Cotton Groves in McKinney is the nation’s first residential neighborhood made entirely of shipping containers.

Repurposing shipping containers into buildings, so-called cargotecture, isn’t a brand new concept, but it’s groundbreaking for Habitat for Humanity of Collin County, which hopes to build 35 affordable homes in Cotton Groves, the nation’s first residential neighborhood built entirely from upcycled steel containers.

Habitat affiliates in Kentucky, Louisiana, and Ohio have explored building affordable housing from shipping containers. Collin County’s Habitat CEO, Celeste Cox, says the first model townhouse should be ready by the end of October or mid-November.

When complete next year, the Cotton Groves neighborhood will contain 35 shipping container homes, a community center, and a playground on the 2.75 acre plot near McKinney’s small airport on the east side of town. But first, Habitat must raise the $4.5 million during an upcoming capital campaign needed to fund the complete development. (more…)

Even though housing sales in Texas fell 3.2 percent, demand is still strong, the Texas A&M Real Estate Center’s June Housing Insight revealed. The same report revealed that Dallas’ affordable housing problems aren’t anywhere close to abating.

The report said that the Texas Residential Construction Cycle (Coincident) Index reached its highest level since 2008 last month, largely thanks to construction employment and wages. The index measures current construction activity in the state.

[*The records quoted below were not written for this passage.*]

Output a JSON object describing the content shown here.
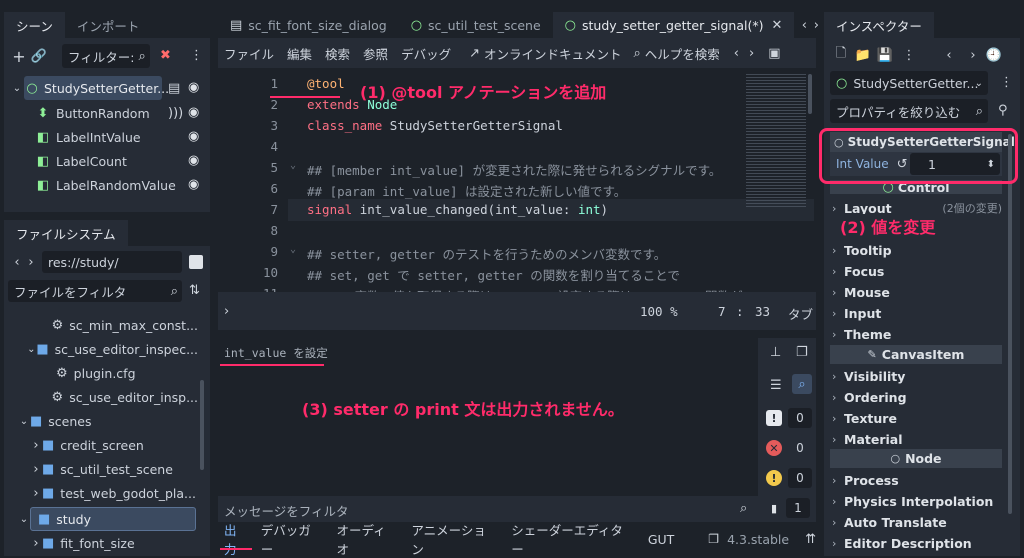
{
  "scene_dock": {
    "tabs": [
      "シーン",
      "インポート"
    ],
    "filter_placeholder": "フィルター:",
    "tree": [
      {
        "label": "StudySetterGetter...",
        "icon": "node-icon"
      },
      {
        "label": "ButtonRandom",
        "icon": "button-icon"
      },
      {
        "label": "LabelIntValue",
        "icon": "label-icon"
      },
      {
        "label": "LabelCount",
        "icon": "label-icon"
      },
      {
        "label": "LabelRandomValue",
        "icon": "label-icon"
      }
    ]
  },
  "filesystem": {
    "tab": "ファイルシステム",
    "path": "res://study/",
    "filter_placeholder": "ファイルをフィルタ",
    "items": [
      "sc_min_max_const...",
      "sc_use_editor_inspec...",
      "plugin.cfg",
      "sc_use_editor_insp...",
      "scenes",
      "credit_screen",
      "sc_util_test_scene",
      "test_web_godot_pla...",
      "study",
      "fit_font_size"
    ]
  },
  "editor_tabs": [
    "sc_fit_font_size_dialog",
    "sc_util_test_scene",
    "study_setter_getter_signal(*)"
  ],
  "menu": [
    "ファイル",
    "編集",
    "検索",
    "参照",
    "デバッグ",
    "オンラインドキュメント",
    "ヘルプを検索"
  ],
  "code_lines": [
    {
      "n": "1",
      "parts": [
        [
          "an",
          "@tool"
        ]
      ]
    },
    {
      "n": "2",
      "parts": [
        [
          "kw",
          "extends "
        ],
        [
          "ty",
          "Node"
        ]
      ]
    },
    {
      "n": "3",
      "parts": [
        [
          "kw",
          "class_name "
        ],
        [
          "pl",
          "StudySetterGetterSignal"
        ]
      ]
    },
    {
      "n": "4",
      "parts": []
    },
    {
      "n": "5",
      "parts": [
        [
          "cm",
          "## [member int_value] が変更された際に発せられるシグナルです。"
        ]
      ]
    },
    {
      "n": "6",
      "parts": [
        [
          "cm",
          "## [param int_value] は設定された新しい値です。"
        ]
      ]
    },
    {
      "n": "7",
      "parts": [
        [
          "kw",
          "signal "
        ],
        [
          "pl",
          "int_value_changed(int_value: "
        ],
        [
          "ty",
          "int"
        ],
        [
          "pl",
          ")"
        ]
      ]
    },
    {
      "n": "8",
      "parts": []
    },
    {
      "n": "9",
      "parts": [
        [
          "cm",
          "## setter, getter のテストを行うためのメンバ変数です。"
        ]
      ]
    },
    {
      "n": "10",
      "parts": [
        [
          "cm",
          "## set, get で setter, getter の関数を割り当てることで"
        ]
      ]
    },
    {
      "n": "11",
      "parts": [
        [
          "cm",
          "## この変数の値を取得する際は getter、設定する際は setter の関数が"
        ]
      ]
    }
  ],
  "status": {
    "zoom": "100 %",
    "line": "7",
    "col": "33",
    "indent": "タブ"
  },
  "output": {
    "text": "int_value を設定",
    "filter_placeholder": "メッセージをフィルタ",
    "counts": [
      "0",
      "0",
      "0",
      "1"
    ]
  },
  "bottom_tabs": [
    "出力",
    "デバッガー",
    "オーディオ",
    "アニメーション",
    "シェーダーエディター",
    "GUT"
  ],
  "version": "4.3.stable",
  "inspector": {
    "tab": "インスペクター",
    "node": "StudySetterGetter...",
    "filter_placeholder": "プロパティを絞り込む",
    "script_class": "StudySetterGetterSignal",
    "prop_label": "Int Value",
    "prop_value": "1",
    "control_section": "Control",
    "layout": "Layout",
    "layout_hint": "(2個の変更)",
    "items_a": [
      "Tooltip",
      "Focus",
      "Mouse",
      "Input",
      "Theme"
    ],
    "canvas_section": "CanvasItem",
    "items_b": [
      "Visibility",
      "Ordering",
      "Texture",
      "Material"
    ],
    "node_section": "Node",
    "items_c": [
      "Process",
      "Physics Interpolation",
      "Auto Translate",
      "Editor Description"
    ]
  },
  "annotations": [
    "(1) @tool アノテーションを追加",
    "(2) 値を変更",
    "(3) setter の print 文は出力されません。"
  ],
  "colors": {
    "accent": "#ff2b6a",
    "bg": "#262c36"
  }
}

Housing shortages seem to have spurred an increase in supply activity, as the inventory of vacant developed lots rose 3.3 percent in Dallas-Fort Worth. However, single-family housing construction fell 1.8 percent in the second quarter. Texas is still at the top of the market with 16 percent of the national total for permits, though, and Dallas-Fort worth comes in at a strong second to Houston’s permit activity with 3,295. (more…)